With their major institutions founded on white European models and obstinately focused on the distant past, classical music and opera have been even slower than American society at large to confront racial inequity. Black players make up less than 2 percent of the nation’s orchestras; the Metropolitan Opera still has yet to put on a work by a Black composer.
The protests against police brutality and racial exclusion that have engulfed the country since the end of May have encouraged individuals and organizations toward new awareness of long-held biases, and provided new motivation to change. Nine Black performers spoke with The New York Times about steps that could be taken to begin transforming a white-dominated field. These are edited excerpts from the conversations.
The first step is admitting that these organizations are built on a white framework built to benefit white people. Have you done the work to create a structure that is actually benefiting Black and brown communities? When that occurs, diversity is a natural byproduct.
Why are they erasing white history?

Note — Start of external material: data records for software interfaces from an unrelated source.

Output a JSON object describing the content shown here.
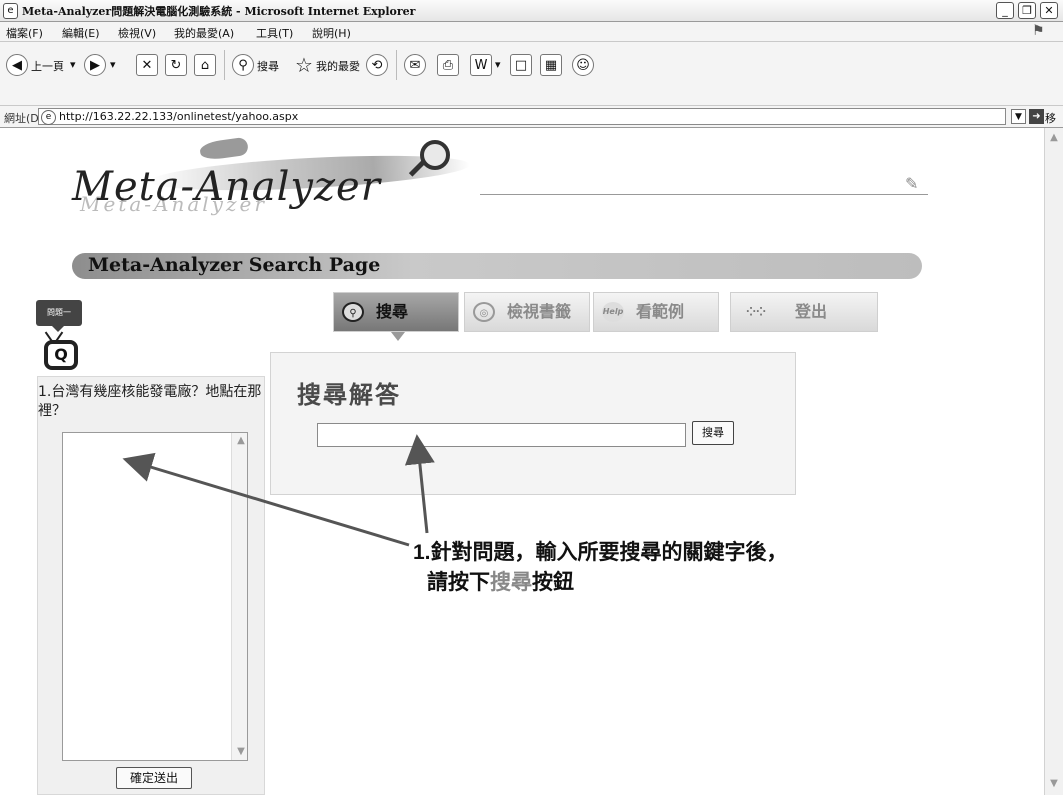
{
  "window": {
    "title": "Meta-Analyzer問題解決電腦化測驗系統 - Microsoft Internet Explorer",
    "icon_glyph": "e"
  },
  "menubar": {
    "items": [
      "檔案(F)",
      "編輯(E)",
      "檢視(V)",
      "我的最愛(A)",
      "工具(T)",
      "說明(H)"
    ]
  },
  "toolbar": {
    "back_label": "上一頁",
    "search_label": "搜尋",
    "favorites_label": "我的最愛"
  },
  "addressbar": {
    "label": "網址(D)",
    "url": "http://163.22.22.133/onlinetest/yahoo.aspx",
    "go_label": "移至"
  },
  "page": {
    "logo_text": "Meta-Analyzer",
    "banner_title": "Meta-Analyzer Search Page",
    "question_tag": "問題一",
    "question_text": "1.台灣有幾座核能發電廠？地點在那裡？",
    "submit_label": "確定送出",
    "tabs": [
      {
        "label": "搜尋",
        "icon": "search-icon",
        "active": true
      },
      {
        "label": "檢視書籤",
        "icon": "bookmark-icon",
        "active": false
      },
      {
        "label": "看範例",
        "icon": "help-icon",
        "active": false
      },
      {
        "label": "登出",
        "icon": "logout-icon",
        "active": false
      }
    ],
    "search_heading": "搜尋解答",
    "search_input_value": "",
    "search_button_label": "搜尋"
  },
  "annotation": {
    "line1": "1.針對問題，輸入所要搜尋的關鍵字後，",
    "line2_prefix": "請按下",
    "line2_highlight": "搜尋",
    "line2_suffix": "按鈕"
  },
  "colors": {
    "annotation_highlight": "#888888",
    "active_tab": "#777777"
  }
}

White people invented and performed classical music for centuries.
By this logic, we need to do something about rap and reggae, since it’s nearly all black performers.